■ **Data for this exercise**
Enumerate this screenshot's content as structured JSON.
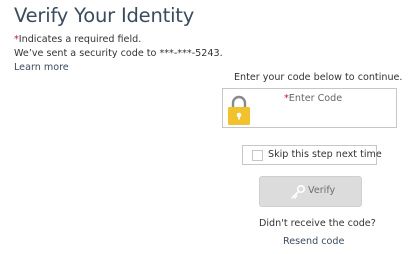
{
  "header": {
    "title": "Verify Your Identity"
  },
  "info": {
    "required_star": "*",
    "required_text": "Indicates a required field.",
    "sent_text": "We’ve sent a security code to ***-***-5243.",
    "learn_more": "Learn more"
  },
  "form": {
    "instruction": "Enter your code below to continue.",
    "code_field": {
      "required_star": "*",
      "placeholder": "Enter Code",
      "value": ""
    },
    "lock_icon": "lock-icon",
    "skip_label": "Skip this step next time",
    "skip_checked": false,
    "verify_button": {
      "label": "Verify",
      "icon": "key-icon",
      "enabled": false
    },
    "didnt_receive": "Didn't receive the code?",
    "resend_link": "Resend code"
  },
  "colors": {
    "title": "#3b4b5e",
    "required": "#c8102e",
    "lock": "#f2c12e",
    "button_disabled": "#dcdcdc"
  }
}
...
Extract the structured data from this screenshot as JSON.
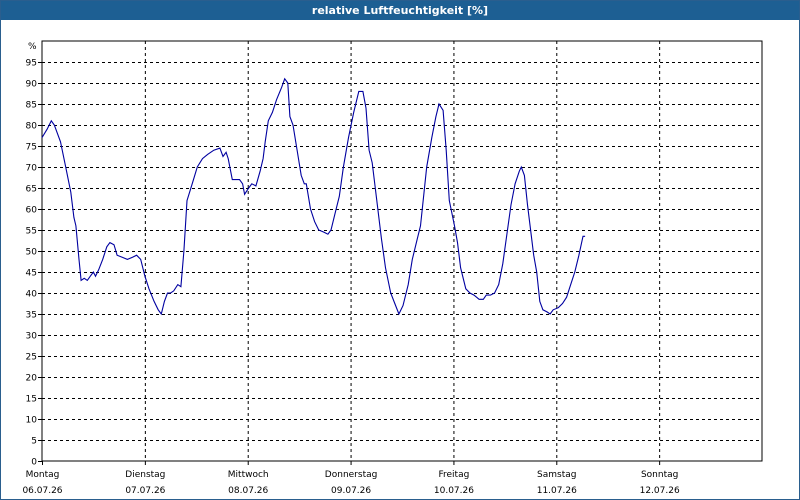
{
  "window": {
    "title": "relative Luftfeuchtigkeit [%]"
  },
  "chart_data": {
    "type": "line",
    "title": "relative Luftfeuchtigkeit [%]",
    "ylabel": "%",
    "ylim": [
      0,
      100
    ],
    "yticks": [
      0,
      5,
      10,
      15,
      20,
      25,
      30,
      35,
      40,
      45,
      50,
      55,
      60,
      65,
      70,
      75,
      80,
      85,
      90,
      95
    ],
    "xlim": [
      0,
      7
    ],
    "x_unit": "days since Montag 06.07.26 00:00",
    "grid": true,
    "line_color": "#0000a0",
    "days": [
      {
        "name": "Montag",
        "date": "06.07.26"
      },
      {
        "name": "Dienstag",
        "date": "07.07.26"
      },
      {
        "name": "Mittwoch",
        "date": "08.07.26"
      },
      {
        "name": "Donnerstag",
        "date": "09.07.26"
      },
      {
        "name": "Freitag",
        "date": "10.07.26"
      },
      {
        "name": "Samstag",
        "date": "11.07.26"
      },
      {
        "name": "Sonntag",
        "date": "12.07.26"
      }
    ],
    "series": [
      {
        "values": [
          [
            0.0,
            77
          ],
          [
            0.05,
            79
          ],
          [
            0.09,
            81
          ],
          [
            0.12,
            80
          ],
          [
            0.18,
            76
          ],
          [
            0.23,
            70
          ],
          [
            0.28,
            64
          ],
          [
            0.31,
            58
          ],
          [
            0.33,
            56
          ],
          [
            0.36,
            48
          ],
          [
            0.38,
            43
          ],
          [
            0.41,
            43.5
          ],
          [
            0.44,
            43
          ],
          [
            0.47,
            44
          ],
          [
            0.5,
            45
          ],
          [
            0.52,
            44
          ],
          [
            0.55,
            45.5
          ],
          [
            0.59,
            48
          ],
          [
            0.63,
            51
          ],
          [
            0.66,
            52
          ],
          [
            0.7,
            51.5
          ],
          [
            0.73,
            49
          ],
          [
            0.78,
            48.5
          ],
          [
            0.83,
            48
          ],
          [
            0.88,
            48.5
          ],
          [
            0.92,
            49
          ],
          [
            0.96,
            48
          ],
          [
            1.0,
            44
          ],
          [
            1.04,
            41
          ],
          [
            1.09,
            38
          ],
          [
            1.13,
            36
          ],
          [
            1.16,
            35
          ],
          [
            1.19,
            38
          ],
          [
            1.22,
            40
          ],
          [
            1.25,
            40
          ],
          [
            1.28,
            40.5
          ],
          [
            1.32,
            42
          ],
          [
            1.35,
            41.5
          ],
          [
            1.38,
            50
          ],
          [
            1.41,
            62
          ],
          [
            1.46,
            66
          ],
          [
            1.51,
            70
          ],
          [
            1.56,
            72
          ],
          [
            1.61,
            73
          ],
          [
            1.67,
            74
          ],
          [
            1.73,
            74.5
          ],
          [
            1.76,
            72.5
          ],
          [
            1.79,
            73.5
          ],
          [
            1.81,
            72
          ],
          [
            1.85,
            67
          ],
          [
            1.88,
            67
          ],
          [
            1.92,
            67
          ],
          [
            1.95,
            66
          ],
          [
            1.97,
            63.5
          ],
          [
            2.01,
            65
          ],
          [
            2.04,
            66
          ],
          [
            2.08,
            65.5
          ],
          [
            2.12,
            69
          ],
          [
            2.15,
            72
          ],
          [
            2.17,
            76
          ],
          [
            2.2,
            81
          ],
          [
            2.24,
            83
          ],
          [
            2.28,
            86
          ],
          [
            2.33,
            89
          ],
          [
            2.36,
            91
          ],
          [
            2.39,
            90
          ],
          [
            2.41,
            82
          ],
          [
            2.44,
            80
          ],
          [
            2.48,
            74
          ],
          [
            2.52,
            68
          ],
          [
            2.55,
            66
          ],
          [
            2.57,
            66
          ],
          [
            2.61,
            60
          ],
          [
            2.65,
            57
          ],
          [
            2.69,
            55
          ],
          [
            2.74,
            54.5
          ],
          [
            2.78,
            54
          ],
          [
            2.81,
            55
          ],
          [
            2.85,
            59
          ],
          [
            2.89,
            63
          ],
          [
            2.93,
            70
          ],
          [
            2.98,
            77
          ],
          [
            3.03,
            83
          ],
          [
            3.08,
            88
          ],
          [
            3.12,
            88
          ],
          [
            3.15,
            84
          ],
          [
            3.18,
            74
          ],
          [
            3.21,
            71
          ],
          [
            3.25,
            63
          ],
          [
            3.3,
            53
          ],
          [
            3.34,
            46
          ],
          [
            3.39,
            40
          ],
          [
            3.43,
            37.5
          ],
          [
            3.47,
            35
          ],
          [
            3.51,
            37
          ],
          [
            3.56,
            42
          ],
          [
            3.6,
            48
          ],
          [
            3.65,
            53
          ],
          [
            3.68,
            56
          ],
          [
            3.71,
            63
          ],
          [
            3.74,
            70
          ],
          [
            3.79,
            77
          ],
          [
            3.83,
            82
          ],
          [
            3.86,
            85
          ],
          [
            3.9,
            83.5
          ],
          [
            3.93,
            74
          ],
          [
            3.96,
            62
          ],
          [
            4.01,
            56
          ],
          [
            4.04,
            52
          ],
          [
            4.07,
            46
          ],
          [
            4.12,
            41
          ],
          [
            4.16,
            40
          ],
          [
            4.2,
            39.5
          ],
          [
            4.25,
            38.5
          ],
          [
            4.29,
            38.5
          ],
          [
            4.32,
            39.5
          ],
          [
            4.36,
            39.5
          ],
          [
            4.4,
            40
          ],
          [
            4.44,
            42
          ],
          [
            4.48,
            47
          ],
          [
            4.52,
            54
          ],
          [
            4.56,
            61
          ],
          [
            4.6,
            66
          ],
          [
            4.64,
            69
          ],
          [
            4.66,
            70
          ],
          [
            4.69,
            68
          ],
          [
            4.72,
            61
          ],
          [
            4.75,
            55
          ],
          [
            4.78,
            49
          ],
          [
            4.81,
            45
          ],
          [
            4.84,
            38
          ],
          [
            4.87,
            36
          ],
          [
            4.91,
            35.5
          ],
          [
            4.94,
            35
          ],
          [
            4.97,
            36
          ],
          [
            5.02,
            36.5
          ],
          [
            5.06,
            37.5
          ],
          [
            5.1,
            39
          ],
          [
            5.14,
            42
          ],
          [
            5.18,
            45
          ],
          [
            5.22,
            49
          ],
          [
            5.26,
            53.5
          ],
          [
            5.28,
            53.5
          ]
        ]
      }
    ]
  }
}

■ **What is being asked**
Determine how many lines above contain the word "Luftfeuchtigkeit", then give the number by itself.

■ **Response to the task**
2